Printing blood vessels one plane at a time

Well, not quite. Although the website’s generic mission statement alludes to being able to print whole organs, like hearts or kidneys, that technology is quite a long way off. The research published by this federally funded project founded by Dr. Gabor Forgacs, a researcher at the University of Missouri, indicates that the company is first working on printing fully functioning blood vessels and arteries.

Organovo claims that printing blood vessels from the patient’s own cells will enable a transplant, like a bypass surgery, to work better. There is little to no chance of the patient rejecting the cells, as they are autologous. Another advantage of the bioprinting system is that there is no need for plastic scaffolding, which is said to cause inflammation and reduce the effectiveness of the transplant.

The idea behind the printing system is that the organ is printed layer by layer. A printer, using cell globules as ink, places them down onto a bio-degradable sheet of paper, where the cells naturally fuse together to create a small piece of the organ. A piece of bio-paper is put between each layer of the organ and, after all of the cells in the same layer are fused, the paper disintegrates and allows the different layers to fuse to each other. Eventually, after many layers, the blood vessel will materialize and be fully functional. Take a look at the video for a better explanation and some pretty 3-D computer model rendering:

There is a lot to be said about hyping a product. Much like the law of inverse excellence haunts the cinema industry (the more trailers you see on the television, the worse it will be), the more people make a big deal out of this technology, the less likely we are to be impressed with it. Even the founder of the company in the above video admits that growing entire organs is more of a dream that could be achieved within our lifetimes, not an imminent technological breakthrough. That should not detract, however, from the capabilities of this technology that may be just over the horizon. Okay, so a few blood vessels are not as cool as a new lung, but such a technology could make medical practices that are already established even safer. To not have to worry over tissue rejection would be cause for celebration among most surgeons.

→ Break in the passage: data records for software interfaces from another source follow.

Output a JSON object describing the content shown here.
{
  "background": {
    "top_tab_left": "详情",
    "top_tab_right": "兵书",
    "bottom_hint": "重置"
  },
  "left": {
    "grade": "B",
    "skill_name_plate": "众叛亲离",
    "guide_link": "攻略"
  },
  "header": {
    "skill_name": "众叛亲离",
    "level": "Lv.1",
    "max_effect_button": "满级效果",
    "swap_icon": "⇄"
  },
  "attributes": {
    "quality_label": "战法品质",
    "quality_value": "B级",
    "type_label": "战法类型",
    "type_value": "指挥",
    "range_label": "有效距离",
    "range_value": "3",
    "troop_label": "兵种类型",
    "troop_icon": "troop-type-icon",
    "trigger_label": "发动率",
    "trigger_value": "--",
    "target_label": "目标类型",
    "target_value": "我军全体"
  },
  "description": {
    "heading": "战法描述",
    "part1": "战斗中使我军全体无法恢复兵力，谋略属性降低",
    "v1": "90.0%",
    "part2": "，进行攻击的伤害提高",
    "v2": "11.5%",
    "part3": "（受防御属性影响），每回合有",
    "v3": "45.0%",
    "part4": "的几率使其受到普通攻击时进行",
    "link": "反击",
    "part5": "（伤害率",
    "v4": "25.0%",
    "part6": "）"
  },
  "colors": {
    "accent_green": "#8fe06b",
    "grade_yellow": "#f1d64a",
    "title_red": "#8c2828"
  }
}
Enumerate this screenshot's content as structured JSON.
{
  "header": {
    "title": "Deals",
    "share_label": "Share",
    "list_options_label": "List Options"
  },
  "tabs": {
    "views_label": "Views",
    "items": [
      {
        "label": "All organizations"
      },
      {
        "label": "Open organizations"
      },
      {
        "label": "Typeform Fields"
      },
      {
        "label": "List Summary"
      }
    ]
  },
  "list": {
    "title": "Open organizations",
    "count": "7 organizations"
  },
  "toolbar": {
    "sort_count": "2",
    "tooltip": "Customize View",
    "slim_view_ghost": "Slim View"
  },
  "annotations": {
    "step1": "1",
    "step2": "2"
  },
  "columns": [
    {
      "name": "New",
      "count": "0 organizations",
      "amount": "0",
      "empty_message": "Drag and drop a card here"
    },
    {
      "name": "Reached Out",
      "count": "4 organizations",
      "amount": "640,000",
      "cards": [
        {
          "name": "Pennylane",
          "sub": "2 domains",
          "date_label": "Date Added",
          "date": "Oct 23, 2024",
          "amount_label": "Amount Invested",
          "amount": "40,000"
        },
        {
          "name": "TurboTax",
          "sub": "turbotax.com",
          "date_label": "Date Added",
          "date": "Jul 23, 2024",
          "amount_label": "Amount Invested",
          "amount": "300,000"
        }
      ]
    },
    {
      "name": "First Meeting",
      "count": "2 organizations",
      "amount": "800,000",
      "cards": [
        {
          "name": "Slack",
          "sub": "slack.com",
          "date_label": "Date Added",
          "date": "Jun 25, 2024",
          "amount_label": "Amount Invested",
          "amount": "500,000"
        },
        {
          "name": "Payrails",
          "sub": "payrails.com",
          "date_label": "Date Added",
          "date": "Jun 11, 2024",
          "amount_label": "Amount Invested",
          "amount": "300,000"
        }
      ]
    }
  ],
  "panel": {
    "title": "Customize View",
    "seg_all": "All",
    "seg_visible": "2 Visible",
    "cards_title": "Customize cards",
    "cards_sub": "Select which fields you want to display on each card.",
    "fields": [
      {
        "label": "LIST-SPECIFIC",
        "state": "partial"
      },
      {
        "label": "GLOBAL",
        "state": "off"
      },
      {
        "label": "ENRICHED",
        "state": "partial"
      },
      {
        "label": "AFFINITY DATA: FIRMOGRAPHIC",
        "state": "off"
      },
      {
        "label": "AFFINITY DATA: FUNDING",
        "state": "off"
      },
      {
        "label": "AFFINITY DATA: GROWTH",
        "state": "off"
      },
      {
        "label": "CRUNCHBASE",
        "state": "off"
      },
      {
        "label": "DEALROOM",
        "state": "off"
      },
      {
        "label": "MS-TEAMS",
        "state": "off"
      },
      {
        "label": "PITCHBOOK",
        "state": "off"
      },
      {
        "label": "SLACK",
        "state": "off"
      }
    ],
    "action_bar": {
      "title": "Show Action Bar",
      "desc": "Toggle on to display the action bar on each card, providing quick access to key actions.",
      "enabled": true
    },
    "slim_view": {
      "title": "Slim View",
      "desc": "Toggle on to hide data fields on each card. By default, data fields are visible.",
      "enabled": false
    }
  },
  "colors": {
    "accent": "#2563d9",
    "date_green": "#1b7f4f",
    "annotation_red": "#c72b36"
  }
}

So, is this technology something to be excited about? Well, yes. We are now capable of regenerating parts of our own bodies. Regardless of which parts, that is still a neat proposition. Come on, most men can’t even regenerate their own hair, no less new blood vessels. But Organovo will be a company to watch for a long time coming. They have set forth a difficult goal to achieve, one day reproducing entire organs, and it is wholly possible that they may accomplish this many decades down the road. For now, though, we will simply avoid the hype and look forward to not having to worry about tissue rejection if the Tarot cards forecast a bypass surgery.

Andrew is a recent graduate of Northeastern University in Boston, MA with a Bachelor of Science in Chemical Engineering. While at Northeastern, he worked on a Department of Defense project intended to create a product that adsorbs and destroys toxic nerve agents and also worked as part of a consulting firm in the fields of battery technology, corrosion analysis, vehicle rollover analysis, and thermal phenomena. Andrew is currently enrolled in a Juris Doctorate program at Boston College School of Law.